WHAT TO WORK ON — Only lines holding the word "JSON" are wanted. Copy them from the listing below.

RECORDS FOR THE EXERCISE —
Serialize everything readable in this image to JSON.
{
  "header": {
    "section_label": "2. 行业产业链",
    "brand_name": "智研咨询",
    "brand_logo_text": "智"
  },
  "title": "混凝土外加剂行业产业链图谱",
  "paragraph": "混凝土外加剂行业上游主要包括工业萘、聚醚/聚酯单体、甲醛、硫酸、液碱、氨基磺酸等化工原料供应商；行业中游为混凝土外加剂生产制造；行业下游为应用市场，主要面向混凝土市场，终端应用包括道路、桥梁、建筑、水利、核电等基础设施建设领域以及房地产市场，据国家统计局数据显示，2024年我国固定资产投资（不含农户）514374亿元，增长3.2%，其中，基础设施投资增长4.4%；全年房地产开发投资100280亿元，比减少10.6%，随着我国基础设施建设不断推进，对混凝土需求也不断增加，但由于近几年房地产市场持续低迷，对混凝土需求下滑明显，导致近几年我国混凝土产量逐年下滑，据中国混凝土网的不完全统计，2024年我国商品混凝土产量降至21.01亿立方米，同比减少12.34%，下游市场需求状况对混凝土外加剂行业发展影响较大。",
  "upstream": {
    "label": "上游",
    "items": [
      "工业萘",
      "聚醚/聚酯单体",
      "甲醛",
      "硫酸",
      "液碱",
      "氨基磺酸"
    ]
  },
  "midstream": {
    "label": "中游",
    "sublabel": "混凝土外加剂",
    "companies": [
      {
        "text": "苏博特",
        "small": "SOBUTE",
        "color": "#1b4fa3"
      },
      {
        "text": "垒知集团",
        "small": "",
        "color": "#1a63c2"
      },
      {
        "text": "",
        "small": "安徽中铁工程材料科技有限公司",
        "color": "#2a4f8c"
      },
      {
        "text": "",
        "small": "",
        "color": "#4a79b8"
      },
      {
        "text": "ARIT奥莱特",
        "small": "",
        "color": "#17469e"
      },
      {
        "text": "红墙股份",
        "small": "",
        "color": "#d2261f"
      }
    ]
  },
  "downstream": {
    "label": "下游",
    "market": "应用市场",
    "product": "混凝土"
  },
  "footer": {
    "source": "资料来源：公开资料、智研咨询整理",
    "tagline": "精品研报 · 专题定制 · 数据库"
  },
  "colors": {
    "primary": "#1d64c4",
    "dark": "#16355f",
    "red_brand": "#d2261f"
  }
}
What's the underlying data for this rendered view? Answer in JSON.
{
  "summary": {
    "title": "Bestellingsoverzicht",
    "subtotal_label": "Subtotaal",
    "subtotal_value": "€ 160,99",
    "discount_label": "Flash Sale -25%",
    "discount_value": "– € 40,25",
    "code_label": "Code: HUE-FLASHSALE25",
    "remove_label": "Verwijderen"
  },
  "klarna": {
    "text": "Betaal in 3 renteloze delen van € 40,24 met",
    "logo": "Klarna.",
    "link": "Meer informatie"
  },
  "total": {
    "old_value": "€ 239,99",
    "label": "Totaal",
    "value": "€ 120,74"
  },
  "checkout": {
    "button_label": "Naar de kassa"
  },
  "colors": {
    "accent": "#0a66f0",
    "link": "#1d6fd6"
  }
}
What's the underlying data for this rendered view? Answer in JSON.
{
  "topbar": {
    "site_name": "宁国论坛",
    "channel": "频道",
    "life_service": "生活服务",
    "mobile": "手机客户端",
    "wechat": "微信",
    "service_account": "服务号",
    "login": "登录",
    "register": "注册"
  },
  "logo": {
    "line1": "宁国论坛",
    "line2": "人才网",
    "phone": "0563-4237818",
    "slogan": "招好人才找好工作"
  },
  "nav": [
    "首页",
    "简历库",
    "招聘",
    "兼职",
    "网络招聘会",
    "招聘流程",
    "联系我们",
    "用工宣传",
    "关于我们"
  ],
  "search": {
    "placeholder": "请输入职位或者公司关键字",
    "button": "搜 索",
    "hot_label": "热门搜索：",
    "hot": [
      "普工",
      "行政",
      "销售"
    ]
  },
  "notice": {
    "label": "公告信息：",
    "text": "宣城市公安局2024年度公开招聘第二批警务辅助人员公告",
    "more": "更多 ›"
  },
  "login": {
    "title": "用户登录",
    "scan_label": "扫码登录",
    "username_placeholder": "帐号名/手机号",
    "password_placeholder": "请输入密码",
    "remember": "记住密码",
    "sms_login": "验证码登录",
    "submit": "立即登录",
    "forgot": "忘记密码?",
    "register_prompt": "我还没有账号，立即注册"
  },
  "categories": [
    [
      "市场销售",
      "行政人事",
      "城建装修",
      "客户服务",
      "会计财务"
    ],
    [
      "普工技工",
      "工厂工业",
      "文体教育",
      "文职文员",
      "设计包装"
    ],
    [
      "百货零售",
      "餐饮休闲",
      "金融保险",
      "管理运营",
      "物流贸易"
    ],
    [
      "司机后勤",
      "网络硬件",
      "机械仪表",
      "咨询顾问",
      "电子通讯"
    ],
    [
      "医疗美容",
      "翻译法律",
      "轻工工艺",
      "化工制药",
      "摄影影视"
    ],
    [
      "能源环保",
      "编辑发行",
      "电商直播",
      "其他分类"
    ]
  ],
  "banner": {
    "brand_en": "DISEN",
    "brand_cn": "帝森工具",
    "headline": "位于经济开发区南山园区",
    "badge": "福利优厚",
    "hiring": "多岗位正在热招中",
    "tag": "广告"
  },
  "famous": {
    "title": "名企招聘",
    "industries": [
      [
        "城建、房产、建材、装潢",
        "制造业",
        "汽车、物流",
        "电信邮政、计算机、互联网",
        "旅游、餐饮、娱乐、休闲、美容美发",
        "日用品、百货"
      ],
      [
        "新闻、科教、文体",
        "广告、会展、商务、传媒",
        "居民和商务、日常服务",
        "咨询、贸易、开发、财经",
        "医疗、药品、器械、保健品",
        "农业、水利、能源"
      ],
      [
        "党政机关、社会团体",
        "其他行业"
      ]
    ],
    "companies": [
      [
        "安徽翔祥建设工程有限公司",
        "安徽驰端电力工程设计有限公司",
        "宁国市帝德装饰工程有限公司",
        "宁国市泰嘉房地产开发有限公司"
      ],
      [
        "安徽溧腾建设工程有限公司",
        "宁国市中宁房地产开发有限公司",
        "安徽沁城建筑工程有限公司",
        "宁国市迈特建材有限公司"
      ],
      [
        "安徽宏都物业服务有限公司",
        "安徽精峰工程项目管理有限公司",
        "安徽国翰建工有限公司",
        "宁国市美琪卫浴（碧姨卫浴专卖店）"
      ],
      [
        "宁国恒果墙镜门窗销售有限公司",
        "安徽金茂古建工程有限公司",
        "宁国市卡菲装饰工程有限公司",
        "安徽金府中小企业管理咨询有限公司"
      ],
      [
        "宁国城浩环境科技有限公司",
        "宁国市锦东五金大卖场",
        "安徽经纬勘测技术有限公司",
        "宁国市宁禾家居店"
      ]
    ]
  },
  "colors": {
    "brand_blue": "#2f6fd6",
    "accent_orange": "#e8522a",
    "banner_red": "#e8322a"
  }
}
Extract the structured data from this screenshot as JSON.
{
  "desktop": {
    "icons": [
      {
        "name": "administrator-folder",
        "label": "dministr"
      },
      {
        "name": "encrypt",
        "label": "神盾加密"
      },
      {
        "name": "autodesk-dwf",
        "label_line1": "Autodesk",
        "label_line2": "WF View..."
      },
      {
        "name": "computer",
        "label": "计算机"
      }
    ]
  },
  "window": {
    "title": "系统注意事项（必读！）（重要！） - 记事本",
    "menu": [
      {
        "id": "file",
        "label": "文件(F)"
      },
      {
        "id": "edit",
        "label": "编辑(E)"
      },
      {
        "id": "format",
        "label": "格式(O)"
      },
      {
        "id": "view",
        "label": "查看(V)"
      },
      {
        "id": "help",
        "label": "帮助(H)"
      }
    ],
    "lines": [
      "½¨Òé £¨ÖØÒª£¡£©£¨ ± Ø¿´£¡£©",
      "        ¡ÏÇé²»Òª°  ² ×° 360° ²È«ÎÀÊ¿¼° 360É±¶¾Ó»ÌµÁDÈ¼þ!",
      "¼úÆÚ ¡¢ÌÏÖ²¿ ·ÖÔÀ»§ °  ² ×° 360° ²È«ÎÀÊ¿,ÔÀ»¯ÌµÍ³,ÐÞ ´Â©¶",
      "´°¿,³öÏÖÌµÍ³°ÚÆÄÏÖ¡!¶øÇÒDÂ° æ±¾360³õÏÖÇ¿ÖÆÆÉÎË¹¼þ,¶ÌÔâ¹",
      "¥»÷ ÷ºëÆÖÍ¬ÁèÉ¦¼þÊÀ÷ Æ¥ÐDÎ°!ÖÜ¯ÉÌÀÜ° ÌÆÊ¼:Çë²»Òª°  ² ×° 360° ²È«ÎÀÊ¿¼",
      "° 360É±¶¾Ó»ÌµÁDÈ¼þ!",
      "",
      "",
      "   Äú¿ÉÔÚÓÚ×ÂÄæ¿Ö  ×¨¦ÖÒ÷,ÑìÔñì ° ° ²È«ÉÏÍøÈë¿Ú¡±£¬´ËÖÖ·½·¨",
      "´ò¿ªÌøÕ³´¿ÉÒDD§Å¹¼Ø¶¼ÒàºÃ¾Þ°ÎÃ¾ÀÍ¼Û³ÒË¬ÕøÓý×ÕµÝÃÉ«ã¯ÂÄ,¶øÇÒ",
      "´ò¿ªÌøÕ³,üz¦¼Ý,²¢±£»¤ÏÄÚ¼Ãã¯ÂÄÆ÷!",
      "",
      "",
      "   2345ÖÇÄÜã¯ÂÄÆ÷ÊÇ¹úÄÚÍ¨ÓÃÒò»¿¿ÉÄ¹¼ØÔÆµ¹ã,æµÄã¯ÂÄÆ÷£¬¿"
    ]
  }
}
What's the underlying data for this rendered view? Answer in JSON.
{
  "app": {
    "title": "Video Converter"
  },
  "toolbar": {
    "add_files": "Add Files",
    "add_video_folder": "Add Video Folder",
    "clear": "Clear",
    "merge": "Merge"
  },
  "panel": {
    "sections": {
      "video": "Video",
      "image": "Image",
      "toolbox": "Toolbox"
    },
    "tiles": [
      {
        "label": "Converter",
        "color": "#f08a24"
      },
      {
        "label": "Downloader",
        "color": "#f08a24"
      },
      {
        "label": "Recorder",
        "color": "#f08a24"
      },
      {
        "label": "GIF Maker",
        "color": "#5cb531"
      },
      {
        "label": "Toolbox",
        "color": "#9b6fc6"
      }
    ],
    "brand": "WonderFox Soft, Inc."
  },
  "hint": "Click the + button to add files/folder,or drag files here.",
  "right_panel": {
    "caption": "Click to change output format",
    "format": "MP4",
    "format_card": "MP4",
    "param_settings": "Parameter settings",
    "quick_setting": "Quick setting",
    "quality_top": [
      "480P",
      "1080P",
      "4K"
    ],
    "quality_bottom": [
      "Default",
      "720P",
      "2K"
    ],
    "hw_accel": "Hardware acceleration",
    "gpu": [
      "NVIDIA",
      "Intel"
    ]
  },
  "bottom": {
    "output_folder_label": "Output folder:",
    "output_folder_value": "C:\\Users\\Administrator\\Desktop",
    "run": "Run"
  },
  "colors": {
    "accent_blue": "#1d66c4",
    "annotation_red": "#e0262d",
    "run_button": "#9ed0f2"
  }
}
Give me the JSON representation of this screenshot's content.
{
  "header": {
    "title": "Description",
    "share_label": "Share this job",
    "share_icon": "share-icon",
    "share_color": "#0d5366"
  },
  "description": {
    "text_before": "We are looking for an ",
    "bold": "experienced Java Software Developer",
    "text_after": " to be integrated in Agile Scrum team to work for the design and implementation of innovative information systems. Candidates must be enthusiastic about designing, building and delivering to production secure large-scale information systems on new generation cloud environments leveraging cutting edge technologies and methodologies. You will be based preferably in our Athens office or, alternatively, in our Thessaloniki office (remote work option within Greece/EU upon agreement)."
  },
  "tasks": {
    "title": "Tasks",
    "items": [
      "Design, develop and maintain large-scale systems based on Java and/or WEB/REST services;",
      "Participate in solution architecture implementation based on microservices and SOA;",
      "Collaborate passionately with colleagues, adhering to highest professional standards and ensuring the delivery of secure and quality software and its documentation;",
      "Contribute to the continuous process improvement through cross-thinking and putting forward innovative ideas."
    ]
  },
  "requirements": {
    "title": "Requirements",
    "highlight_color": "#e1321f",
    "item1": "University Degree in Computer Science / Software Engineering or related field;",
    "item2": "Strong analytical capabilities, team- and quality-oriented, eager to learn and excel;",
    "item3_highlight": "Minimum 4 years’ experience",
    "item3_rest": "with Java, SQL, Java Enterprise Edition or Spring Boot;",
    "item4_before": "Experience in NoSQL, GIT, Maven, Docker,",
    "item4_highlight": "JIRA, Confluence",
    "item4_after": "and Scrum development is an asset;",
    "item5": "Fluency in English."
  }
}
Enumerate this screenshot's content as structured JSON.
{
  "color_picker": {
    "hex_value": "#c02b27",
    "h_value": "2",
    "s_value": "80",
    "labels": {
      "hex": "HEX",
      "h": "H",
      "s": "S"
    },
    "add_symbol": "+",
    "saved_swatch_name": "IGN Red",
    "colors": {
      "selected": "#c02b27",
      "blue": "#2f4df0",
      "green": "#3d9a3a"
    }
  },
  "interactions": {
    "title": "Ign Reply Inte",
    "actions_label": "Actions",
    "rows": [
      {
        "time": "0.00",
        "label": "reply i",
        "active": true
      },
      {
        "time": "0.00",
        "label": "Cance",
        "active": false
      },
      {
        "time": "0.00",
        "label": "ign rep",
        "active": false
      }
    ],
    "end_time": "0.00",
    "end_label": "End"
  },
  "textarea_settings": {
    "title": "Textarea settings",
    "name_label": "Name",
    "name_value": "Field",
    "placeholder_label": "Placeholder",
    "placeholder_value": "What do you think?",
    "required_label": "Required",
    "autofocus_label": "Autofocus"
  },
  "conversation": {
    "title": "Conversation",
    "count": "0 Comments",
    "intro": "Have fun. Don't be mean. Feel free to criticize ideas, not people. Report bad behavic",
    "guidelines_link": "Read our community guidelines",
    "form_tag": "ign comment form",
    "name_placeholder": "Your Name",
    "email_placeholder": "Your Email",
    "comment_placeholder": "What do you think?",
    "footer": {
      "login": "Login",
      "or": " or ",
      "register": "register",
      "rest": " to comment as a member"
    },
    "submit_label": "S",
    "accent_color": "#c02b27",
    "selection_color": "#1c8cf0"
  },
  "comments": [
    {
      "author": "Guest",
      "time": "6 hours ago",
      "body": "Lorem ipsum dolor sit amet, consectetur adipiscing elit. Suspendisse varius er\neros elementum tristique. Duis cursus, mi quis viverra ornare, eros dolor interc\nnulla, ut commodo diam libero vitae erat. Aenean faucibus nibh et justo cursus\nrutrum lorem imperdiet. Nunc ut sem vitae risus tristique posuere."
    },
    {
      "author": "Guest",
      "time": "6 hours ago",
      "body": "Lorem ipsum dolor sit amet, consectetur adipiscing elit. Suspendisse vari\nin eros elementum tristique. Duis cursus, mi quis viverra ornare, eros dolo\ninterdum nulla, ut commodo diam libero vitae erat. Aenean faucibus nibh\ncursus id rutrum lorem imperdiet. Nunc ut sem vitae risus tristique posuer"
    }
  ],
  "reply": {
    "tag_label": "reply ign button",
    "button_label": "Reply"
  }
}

OUTPUT FOR THIS TASK —
Serialize everything readable in this image to JSON.
What's the underlying data for this rendered view? Answer in JSON.
What's the underlying data for this rendered view? Answer in JSON.
Extract the structured data from this screenshot as JSON.
What's the underlying data for this rendered view? Answer in JSON.
Give me the JSON representation of this screenshot's content.
Enumerate this screenshot's content as structured JSON.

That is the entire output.